#### WHAT THE TASK REQUIRES
Search the records below for the word "screenshot" and show every line where it occurs.

#### Records excerpted from a collection

>>>

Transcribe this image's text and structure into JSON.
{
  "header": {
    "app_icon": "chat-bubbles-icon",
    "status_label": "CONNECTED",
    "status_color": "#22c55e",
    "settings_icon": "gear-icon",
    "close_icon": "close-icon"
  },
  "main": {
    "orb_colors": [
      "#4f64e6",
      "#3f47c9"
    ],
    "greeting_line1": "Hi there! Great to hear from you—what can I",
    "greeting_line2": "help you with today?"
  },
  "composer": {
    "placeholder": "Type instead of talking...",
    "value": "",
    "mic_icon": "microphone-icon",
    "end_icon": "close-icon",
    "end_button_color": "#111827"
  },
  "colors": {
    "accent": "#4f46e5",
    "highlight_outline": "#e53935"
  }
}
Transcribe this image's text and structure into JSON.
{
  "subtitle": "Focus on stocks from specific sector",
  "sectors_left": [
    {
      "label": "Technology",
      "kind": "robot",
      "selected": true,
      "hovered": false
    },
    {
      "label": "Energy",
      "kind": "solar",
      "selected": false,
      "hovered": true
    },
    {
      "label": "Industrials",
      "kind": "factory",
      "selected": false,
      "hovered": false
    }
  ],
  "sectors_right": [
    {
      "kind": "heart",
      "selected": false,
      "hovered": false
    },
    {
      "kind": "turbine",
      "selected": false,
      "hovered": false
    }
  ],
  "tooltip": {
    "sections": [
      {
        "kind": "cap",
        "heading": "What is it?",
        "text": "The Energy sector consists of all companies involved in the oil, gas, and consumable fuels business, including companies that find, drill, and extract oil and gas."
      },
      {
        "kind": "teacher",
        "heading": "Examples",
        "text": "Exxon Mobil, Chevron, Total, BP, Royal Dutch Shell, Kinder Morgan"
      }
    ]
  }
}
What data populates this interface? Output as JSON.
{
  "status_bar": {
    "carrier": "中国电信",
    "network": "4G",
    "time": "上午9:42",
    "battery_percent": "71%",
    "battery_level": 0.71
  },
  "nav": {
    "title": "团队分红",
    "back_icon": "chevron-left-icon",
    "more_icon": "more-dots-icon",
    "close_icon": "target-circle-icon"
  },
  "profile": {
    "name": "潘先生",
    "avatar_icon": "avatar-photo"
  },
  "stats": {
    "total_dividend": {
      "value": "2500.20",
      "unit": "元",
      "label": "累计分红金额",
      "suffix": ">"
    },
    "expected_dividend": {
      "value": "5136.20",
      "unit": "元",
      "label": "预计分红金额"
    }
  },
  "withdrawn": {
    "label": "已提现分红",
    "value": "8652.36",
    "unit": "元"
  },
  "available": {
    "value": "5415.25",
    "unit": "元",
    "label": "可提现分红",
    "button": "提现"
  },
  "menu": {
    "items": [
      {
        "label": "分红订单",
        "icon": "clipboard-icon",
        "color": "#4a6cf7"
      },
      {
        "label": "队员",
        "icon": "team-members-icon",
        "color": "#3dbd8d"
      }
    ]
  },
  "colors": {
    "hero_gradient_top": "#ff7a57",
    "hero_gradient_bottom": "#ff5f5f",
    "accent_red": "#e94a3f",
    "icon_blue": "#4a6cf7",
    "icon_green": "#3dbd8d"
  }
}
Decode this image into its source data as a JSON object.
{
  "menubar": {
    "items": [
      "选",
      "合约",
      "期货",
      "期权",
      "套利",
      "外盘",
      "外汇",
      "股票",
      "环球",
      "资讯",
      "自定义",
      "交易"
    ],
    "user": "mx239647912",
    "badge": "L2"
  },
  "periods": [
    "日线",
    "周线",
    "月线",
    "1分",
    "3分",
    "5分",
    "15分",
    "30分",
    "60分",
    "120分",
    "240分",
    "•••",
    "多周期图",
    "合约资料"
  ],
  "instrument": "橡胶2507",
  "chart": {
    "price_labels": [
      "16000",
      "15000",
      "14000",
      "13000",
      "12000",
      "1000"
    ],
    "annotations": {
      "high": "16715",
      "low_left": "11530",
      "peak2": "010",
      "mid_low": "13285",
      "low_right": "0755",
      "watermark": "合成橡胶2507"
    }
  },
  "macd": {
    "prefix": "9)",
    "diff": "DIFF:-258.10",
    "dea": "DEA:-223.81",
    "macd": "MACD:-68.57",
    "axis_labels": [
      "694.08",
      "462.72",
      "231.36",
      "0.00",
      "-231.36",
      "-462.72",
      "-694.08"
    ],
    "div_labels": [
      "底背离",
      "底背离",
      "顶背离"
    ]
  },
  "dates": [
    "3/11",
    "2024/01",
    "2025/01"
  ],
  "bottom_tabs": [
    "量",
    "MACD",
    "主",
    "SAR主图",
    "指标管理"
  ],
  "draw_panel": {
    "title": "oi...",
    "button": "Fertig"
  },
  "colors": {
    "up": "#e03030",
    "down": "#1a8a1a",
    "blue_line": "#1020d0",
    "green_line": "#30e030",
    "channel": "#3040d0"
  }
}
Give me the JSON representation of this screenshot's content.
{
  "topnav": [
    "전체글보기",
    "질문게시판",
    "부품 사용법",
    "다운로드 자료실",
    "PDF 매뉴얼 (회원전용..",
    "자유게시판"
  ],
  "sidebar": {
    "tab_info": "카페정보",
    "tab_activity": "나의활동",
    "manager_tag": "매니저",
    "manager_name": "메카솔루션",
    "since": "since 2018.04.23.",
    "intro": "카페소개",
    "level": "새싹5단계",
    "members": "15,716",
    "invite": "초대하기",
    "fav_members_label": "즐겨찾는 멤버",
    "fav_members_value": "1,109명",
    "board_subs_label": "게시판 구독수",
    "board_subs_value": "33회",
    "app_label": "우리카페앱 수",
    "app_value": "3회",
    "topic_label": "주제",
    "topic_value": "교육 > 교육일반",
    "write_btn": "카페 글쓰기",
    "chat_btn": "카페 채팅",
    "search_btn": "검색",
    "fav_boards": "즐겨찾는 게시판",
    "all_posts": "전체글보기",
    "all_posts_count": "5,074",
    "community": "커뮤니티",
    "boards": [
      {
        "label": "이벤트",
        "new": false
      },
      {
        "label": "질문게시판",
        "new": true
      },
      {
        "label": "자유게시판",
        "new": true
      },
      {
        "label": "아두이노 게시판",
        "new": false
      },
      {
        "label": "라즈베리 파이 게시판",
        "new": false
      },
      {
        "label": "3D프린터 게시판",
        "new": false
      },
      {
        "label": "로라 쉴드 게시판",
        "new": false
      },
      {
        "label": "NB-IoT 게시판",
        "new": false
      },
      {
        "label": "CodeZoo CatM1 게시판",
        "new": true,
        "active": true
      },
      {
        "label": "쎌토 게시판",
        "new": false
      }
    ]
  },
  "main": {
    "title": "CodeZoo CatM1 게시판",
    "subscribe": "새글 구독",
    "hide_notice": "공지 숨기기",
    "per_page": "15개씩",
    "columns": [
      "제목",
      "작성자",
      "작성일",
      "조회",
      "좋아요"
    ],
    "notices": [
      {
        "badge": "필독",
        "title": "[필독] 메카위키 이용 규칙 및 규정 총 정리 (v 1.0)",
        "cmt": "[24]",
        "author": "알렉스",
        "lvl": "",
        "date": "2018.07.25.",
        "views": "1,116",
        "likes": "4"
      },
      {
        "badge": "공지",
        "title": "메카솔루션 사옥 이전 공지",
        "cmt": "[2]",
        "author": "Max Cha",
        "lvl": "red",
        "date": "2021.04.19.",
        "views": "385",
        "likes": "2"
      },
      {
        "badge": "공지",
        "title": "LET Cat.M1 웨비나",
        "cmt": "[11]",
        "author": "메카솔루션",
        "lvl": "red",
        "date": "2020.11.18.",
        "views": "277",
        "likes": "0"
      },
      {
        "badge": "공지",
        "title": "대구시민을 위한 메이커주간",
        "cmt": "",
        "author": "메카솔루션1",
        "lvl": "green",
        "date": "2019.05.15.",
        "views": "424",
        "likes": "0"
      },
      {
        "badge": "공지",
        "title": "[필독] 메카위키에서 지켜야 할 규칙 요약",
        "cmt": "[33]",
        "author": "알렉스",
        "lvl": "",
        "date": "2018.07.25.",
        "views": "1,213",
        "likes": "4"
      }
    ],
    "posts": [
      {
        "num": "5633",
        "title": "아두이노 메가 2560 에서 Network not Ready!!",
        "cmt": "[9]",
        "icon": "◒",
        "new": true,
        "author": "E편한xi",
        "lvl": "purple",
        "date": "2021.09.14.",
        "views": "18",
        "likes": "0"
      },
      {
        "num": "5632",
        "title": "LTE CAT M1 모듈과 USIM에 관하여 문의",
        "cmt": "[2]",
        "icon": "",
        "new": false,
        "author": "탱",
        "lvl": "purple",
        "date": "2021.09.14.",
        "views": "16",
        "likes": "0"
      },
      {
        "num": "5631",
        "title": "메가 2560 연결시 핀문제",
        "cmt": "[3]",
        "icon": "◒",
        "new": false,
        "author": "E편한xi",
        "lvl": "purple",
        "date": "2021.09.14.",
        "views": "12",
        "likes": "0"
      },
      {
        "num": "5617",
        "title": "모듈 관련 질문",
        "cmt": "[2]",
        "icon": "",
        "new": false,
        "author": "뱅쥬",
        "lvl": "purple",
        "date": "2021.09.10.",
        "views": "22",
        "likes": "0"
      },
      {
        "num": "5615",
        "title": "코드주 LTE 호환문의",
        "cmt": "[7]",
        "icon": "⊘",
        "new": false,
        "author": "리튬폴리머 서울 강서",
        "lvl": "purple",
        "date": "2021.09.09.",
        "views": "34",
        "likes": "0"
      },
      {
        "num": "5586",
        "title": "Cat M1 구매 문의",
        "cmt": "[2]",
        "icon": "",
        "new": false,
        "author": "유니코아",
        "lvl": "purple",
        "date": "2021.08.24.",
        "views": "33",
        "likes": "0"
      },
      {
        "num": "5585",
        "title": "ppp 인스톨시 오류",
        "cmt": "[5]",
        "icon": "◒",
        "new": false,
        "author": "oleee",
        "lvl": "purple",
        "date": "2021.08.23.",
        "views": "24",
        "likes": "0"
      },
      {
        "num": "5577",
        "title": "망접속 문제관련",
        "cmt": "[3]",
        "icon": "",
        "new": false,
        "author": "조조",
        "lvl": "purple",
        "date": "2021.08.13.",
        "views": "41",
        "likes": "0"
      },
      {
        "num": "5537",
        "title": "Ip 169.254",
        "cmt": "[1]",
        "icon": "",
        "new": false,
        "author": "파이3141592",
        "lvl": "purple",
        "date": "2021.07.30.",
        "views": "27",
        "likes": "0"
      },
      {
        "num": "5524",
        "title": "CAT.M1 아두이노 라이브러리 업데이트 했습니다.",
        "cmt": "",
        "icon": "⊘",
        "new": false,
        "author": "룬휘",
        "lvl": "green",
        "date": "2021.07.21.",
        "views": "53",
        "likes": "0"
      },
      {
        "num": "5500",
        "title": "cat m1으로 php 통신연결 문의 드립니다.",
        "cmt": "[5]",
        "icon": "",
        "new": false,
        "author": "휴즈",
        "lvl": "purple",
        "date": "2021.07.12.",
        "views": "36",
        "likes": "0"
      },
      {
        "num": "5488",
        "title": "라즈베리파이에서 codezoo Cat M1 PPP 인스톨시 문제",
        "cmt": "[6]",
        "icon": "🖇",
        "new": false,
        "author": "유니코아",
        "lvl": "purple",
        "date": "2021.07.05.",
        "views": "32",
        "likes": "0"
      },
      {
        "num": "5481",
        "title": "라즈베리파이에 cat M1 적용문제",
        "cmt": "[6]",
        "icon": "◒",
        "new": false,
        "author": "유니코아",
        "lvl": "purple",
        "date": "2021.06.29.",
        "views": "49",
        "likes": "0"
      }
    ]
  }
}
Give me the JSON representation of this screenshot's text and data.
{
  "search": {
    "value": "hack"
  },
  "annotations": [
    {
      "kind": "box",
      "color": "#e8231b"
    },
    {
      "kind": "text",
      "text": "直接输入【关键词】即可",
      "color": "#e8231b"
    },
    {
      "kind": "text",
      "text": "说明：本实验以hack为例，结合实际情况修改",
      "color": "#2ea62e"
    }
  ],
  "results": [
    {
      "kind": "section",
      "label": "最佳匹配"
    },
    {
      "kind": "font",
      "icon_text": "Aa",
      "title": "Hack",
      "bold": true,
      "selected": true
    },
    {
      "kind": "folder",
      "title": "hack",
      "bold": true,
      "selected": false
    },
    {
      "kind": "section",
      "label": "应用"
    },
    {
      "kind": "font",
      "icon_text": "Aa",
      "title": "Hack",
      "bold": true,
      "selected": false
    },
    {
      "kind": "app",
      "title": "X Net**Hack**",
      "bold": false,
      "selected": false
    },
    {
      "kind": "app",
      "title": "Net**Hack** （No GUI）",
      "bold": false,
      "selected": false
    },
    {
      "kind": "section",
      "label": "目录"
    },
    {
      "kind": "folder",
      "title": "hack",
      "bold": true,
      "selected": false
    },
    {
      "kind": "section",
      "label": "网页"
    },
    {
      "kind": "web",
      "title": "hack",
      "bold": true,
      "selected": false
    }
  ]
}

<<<

#### RESPONSE TO THE EXERCISE
Give me the JSON representation of this screenshot's content.
Give me the JSON representation of this screenshot's text and data.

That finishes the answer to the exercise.